These two new best practice sections will help social landlords to maintain quality homes in an increasingly challenging economic environment. The Compliance Section has a set of topical guides summarising social landlords’ responsibilities for meeting essential statutory health and safety requirements and explain how to do this economically and efficiently. The Fuel Saving Section explains how to include a fuel saving strategy as a key aspect of an organisation’s business plan. The Guide then sets out how to develop a practical improvement strategy as an integral part of the asset management programme and how to successfully deliver the improvements and manage the risks. There are also best practice training courses which relate to this guide.
This guide covers social landlords’ responsibilities for maintaining communal areas (external and internal) so as to reduce the risks to health and safety to residents and visitors. External communal areas include aspects such as refuse areas, parking, communal garage blocks, paths, play equipment, landscaping and trees, among other things. Internal communal areas include aspects such as entrance lobbies, stairwells, laundry rooms and communal lounges. While these aspects are listed here, specific responsibilities, such as maintaining fire escape routes and other aspects relating to fire safety are covered in the fire safety guide. Landlords’ responsibilities for communal mechanical and electrical (M&E) installations are largely covered in the guides related to those services. Before commencing any work a risk assessment and safe system of work must be produced.
Section 3 of the Health and Safety at Work Act 1974 (HSWA) requires employers, such as landlords, to have responsibility for the health and safety of people using or visiting their premises (in addition to their direct responsibility for employees) so far as reasonably practicable (see General Health & Safety requirements).
Landlords are responsible, under the Management of Health and Safety at Work Regulations 1999, for carrying out risk assessments for all communal areas. The Regulatory Reform (Fire Safety) Order requires landlords to carry out fire risk assessments to common parts of blocks of flats (see Fire safety).
In England the Housing Act 2004 applies to individual homes, including the licensing of houses in multiple-occupation (HMO) and other residential accommodation. Risks are assessed through the Housing Health and Safety Rating System (HHSRS).
The relevant legislation in Scotland is the Housing (Scotland) Act 2014. In Northern Ireland the Department for Social Development regulates registered housing associations under the Regulatory Framework for Registered Housing Associations in Northern Ireland 2006.

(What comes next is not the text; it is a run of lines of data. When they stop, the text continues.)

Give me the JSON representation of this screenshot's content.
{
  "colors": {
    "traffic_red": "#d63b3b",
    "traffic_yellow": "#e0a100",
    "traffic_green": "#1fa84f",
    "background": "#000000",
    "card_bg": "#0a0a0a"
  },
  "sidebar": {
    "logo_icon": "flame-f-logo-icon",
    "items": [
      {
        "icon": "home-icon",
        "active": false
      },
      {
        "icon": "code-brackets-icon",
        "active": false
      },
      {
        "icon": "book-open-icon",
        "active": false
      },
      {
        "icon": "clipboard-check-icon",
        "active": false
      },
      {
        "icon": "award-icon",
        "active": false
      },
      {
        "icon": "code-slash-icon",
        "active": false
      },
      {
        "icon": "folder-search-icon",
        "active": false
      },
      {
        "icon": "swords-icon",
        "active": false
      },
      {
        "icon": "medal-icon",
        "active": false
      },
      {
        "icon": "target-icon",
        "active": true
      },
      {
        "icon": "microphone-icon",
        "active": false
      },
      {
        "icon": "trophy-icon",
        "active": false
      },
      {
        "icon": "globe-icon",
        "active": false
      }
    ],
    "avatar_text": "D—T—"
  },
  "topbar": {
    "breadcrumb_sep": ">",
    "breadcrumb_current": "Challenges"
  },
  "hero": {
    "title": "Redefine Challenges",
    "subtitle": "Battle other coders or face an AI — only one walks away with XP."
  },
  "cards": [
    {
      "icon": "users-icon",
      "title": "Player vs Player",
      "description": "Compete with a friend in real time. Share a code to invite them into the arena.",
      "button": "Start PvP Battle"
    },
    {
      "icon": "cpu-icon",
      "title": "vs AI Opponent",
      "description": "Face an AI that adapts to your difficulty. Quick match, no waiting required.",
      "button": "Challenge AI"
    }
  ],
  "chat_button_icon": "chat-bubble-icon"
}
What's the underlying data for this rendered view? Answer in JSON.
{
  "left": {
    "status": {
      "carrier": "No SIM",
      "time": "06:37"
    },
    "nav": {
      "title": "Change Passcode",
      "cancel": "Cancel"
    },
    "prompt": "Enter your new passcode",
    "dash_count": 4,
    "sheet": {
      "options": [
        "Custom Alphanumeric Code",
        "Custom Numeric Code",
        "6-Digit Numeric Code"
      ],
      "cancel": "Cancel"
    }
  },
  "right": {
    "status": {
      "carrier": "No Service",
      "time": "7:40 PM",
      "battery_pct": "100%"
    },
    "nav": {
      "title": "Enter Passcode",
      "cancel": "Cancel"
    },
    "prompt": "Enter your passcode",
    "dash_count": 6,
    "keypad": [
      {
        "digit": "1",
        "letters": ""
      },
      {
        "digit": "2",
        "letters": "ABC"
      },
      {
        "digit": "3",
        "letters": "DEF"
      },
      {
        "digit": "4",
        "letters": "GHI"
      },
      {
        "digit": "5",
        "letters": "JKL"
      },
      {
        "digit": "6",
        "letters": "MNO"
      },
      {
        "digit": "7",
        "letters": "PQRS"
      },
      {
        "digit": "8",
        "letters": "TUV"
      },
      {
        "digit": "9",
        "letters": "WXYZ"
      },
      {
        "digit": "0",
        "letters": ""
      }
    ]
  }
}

General health and safety requirements are enforced by HSE (see General Health & Safety requirements) but fire safety is enforced by the local Fire and Rescue Authority.
The HSE, with local authorities (and other enforcing authorities), is responsible for enforcing HSWA and a number of other Acts and Statutory Instruments relevant to the working environment in England, Wales and Scotland. Separate enforcement arrangements operate in Northern Ireland, which has its own Health and Safety Executive for Northern Ireland (HSENI).
The Environment Agency is responsible for enforcing waste management legislation, while local authorities are responsible for waste collection and disposal. The Agency has published guidance on waste for businesses and organisations, including an explanation of the different regimes in each country. The Government has also published guidance on specific legislation and enforcement regimes and on the waste hierarchy.
In England, the Regulator of Social Housing (RSH), requires registered providers to comply with its Regulatory Standards. On 1 October 2018 the RSH became a standalone public body, independent from the Homes and Communities Agency (HCA). On 11 January 2018, the HCA’s non-regulation arm adopted its new trading name Homes England.
In Wales the Regulatory Framework for Housing Associations Registered in Wales sets out the expected standards of performance (10 delivery outcomes) and what landlords are expected to do to meet those outcomes. All social landlords are required to meet and maintain the Welsh Housing Quality Standard (WHQS) as soon as possible (2020 deadline).
In Scotland, the regulatory framework is designed to safeguard and promote the interests of current and future tenants, homeless people and other people who use services provided by social landlords. It explains how the Government will regulate to protect the users of social housing. In relation to the quality of homes, social landlords are required to meet the minimum Scottish Housing Quality Standard (SHQS) by 2015. Meeting the SHQS includes complying with Technical Guide for healthy, safe and secure homes. The Scottish Housing Regulator expects compliance with all statutory and regulatory obligations.
In Northern Ireland the Department for Social Development regulates registered housing associations under the Regulatory Framework for Registered Housing Associations in Northern Ireland 2006. Regulatory Standard 3.3 states that housing associations must develop, manage and maintain good-quality homes that seek to meet people’s needs and preferences now and in the future. This includes meeting the Decent Homes Standard.
To comply with general duty of care under HSWA, landlords should carry out, record and act upon risk assessments for each communal area. In some instances these risk assessments, such as to common parts for blocks of flats can be included in fire risk assessments. In other instances, such as external lighting, any remedial action can form part of electrical safety.
Further guidance for each communal area, with separate sections for external and internal areas, is set out below together with cross references to other pages on the NHMF good practice website.